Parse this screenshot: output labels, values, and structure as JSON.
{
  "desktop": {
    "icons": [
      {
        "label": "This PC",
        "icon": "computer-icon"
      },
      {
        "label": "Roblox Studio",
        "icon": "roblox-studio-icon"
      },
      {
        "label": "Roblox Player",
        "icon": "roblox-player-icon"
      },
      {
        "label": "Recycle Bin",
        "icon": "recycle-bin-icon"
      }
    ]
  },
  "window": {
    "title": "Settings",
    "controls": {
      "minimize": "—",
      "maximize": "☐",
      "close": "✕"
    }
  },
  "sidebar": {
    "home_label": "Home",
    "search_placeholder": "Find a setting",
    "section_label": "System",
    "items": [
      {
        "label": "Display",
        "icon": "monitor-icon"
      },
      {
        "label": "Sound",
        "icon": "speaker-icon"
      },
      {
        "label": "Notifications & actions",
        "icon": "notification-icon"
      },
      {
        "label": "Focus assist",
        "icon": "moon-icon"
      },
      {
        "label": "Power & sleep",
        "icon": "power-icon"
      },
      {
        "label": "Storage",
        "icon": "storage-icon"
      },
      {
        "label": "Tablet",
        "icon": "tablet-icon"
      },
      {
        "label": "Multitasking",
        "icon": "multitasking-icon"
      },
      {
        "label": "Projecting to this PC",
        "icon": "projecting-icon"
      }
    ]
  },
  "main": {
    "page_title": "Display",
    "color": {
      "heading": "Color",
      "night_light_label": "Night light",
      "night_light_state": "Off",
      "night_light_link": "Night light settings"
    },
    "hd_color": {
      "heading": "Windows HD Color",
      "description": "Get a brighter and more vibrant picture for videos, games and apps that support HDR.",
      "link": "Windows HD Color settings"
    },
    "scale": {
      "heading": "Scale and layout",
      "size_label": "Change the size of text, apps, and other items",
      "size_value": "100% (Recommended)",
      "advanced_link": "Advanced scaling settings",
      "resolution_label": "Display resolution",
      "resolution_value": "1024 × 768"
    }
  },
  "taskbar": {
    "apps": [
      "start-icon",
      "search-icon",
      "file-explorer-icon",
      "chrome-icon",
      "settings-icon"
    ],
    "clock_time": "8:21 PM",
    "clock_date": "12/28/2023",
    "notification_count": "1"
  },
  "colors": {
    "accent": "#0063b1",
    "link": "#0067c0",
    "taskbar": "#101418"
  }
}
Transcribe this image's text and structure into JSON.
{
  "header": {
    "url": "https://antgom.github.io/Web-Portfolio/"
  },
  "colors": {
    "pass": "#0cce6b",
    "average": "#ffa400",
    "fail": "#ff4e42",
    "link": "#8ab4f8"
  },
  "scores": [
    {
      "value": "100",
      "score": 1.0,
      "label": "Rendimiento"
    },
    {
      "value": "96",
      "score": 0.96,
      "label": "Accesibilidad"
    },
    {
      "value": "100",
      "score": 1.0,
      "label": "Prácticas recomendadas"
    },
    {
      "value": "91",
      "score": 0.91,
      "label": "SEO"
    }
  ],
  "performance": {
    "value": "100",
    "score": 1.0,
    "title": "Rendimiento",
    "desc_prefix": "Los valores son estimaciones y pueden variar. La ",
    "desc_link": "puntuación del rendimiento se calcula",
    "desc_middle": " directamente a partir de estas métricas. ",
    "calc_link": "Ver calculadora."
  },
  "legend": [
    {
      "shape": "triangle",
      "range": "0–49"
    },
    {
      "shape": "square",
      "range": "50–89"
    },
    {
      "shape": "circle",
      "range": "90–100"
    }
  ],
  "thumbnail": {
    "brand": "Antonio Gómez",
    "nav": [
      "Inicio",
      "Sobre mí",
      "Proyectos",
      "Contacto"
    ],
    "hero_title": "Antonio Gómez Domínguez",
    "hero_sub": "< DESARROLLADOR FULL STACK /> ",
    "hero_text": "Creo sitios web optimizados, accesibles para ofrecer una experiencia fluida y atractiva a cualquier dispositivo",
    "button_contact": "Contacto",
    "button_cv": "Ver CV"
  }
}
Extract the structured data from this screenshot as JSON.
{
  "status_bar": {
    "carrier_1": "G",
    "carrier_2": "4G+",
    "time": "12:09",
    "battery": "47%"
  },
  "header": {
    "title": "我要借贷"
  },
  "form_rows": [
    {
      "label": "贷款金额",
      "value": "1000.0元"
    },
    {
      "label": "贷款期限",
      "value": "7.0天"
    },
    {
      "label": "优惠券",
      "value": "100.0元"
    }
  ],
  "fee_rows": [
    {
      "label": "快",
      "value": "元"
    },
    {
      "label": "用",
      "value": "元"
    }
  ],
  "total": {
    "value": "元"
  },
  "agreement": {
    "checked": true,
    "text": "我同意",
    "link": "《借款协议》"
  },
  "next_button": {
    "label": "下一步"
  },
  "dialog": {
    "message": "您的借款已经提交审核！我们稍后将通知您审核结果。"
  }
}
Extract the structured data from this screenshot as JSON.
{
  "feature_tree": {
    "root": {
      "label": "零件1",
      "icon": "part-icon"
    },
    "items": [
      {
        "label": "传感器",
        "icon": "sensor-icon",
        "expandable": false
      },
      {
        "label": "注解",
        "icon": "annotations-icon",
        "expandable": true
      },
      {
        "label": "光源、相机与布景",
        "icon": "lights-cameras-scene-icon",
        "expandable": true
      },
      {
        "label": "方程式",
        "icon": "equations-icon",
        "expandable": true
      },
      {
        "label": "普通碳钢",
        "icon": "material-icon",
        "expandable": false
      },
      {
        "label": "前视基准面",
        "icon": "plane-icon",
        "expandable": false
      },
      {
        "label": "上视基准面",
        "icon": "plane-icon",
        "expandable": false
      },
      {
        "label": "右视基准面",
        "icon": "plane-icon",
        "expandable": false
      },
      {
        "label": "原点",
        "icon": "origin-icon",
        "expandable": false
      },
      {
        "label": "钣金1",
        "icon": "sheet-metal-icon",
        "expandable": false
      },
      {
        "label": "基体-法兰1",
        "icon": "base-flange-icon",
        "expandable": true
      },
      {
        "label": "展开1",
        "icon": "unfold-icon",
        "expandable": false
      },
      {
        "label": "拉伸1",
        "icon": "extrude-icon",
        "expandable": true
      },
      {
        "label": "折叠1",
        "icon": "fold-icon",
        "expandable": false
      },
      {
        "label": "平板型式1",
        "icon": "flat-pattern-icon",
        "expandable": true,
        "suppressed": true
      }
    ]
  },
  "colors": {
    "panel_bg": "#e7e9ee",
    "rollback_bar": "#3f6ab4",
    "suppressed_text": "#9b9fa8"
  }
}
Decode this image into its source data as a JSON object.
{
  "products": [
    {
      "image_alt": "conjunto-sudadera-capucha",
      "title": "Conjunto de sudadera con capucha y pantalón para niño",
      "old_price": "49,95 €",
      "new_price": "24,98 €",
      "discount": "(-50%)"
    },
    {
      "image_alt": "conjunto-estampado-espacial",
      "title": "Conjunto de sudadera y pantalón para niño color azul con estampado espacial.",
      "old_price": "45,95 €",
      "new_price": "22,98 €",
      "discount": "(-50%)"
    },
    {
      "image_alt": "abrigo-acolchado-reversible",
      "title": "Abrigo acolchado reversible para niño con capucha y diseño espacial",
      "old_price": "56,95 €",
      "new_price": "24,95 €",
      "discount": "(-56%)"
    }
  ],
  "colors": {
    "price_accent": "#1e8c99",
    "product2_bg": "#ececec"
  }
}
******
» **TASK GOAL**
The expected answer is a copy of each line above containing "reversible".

» **YOUR RESPONSE**
      "image_alt": "abrigo-acolchado-reversible",
      "title": "Abrigo acolchado reversible para niño con capucha y diseño espacial",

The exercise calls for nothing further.